WORK INSTRUCTION: Search the records for "Upstairs" and copy each line that holds it.

Entries taken from a collection
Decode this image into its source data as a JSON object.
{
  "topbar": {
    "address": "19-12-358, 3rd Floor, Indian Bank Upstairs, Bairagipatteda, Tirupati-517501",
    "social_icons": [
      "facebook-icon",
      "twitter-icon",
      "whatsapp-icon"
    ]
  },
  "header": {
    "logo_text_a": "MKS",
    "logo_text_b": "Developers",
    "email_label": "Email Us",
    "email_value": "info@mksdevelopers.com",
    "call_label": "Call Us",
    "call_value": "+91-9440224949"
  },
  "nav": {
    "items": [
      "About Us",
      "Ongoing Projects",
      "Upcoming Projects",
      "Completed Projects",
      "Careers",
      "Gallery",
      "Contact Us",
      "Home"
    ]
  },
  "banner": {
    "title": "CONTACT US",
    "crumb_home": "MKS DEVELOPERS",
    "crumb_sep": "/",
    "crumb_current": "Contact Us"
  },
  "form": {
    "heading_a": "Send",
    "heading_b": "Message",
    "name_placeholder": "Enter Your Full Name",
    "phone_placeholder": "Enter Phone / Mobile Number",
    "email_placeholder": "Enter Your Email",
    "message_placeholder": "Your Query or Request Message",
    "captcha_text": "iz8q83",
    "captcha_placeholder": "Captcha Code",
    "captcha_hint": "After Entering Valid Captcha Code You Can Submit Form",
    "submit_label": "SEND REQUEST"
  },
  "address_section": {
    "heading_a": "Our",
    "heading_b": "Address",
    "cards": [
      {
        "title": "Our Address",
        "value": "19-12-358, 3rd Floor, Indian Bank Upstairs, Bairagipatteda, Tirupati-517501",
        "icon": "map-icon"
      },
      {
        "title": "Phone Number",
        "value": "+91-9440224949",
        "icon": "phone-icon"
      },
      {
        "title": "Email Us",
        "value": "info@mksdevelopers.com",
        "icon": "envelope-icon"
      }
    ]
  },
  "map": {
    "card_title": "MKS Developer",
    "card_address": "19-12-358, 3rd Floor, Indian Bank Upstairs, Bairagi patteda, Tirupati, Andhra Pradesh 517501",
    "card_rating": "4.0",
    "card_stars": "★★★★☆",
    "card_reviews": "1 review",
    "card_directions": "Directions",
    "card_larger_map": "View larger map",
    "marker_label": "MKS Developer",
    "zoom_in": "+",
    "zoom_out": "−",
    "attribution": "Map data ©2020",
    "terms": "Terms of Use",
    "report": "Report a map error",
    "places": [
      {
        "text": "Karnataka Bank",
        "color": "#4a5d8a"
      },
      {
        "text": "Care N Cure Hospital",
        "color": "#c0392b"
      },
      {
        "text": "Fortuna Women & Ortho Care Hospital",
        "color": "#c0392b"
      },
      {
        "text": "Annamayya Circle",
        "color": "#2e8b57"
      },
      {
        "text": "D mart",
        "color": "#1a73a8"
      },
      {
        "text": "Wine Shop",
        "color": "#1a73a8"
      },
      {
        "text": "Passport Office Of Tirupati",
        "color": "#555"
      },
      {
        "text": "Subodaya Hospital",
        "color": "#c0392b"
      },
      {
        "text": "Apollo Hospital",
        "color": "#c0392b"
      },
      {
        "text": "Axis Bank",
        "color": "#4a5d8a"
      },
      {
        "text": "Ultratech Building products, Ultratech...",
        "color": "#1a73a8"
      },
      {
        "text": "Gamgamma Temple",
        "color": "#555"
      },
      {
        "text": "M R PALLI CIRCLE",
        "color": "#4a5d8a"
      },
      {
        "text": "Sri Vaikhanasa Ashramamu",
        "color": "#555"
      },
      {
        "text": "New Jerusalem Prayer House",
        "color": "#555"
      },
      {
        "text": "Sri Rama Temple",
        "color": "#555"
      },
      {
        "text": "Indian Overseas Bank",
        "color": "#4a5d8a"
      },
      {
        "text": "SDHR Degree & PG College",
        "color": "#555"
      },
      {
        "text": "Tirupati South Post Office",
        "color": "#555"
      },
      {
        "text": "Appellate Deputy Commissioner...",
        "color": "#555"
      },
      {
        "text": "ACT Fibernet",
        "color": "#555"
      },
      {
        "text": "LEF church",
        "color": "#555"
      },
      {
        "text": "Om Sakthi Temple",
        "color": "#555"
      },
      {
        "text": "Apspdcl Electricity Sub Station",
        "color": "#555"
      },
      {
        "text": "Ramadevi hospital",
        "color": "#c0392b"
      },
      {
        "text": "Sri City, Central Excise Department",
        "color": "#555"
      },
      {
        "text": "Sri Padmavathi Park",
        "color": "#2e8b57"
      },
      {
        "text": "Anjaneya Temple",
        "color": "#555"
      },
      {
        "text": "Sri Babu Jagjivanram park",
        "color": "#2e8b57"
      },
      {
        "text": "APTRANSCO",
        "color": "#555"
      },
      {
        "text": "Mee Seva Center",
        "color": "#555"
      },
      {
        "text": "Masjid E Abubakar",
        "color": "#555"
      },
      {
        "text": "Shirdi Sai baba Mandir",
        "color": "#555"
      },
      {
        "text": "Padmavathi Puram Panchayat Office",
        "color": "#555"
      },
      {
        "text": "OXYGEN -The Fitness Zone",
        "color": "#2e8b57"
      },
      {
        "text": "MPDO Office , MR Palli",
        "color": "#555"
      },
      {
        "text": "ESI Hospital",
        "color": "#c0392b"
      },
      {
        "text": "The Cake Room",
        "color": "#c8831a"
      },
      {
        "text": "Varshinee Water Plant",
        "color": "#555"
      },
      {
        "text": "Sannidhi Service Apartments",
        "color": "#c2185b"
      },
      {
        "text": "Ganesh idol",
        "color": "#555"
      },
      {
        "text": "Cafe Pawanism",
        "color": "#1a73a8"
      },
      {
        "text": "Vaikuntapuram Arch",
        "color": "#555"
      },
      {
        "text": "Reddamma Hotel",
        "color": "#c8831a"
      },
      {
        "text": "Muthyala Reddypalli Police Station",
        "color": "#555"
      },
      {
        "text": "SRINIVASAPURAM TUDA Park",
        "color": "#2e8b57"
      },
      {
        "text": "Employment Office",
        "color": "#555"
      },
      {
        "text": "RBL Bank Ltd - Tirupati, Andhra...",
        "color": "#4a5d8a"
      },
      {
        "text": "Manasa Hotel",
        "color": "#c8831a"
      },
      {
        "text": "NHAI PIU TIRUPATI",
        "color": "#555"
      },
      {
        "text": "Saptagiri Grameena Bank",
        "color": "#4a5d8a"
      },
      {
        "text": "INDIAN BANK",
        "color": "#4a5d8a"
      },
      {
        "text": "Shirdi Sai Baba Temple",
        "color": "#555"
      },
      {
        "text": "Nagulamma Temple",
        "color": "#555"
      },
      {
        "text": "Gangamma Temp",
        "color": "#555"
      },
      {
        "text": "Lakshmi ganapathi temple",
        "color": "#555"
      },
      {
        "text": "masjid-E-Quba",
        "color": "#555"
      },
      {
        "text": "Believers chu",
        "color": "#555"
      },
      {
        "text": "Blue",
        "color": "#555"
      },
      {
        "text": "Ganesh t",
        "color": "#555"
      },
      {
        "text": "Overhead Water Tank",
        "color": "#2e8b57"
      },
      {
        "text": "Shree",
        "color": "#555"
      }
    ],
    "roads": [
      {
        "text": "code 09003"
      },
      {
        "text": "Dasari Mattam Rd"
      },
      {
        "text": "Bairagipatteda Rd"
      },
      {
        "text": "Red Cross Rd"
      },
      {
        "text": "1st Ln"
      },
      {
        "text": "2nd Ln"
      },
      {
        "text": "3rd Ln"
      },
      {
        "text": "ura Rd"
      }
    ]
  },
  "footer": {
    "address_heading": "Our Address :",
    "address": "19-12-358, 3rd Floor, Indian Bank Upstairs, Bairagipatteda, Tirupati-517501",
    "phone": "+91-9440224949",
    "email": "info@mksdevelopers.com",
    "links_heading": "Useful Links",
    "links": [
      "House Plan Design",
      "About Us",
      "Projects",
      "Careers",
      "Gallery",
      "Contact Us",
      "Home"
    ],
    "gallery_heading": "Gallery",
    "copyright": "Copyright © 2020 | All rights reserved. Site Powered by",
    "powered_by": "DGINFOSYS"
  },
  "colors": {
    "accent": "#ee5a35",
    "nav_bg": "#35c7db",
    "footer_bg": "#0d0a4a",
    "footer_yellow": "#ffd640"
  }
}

WRITTEN REPLY:
    "address": "19-12-358, 3rd Floor, Indian Bank Upstairs, Bairagipatteda, Tirupati-517501",
        "value": "19-12-358, 3rd Floor, Indian Bank Upstairs, Bairagipatteda, Tirupati-517501",
    "card_address": "19-12-358, 3rd Floor, Indian Bank Upstairs, Bairagi patteda, Tirupati, Andhra Pradesh 517501",
    "address": "19-12-358, 3rd Floor, Indian Bank Upstairs, Bairagipatteda, Tirupati-517501",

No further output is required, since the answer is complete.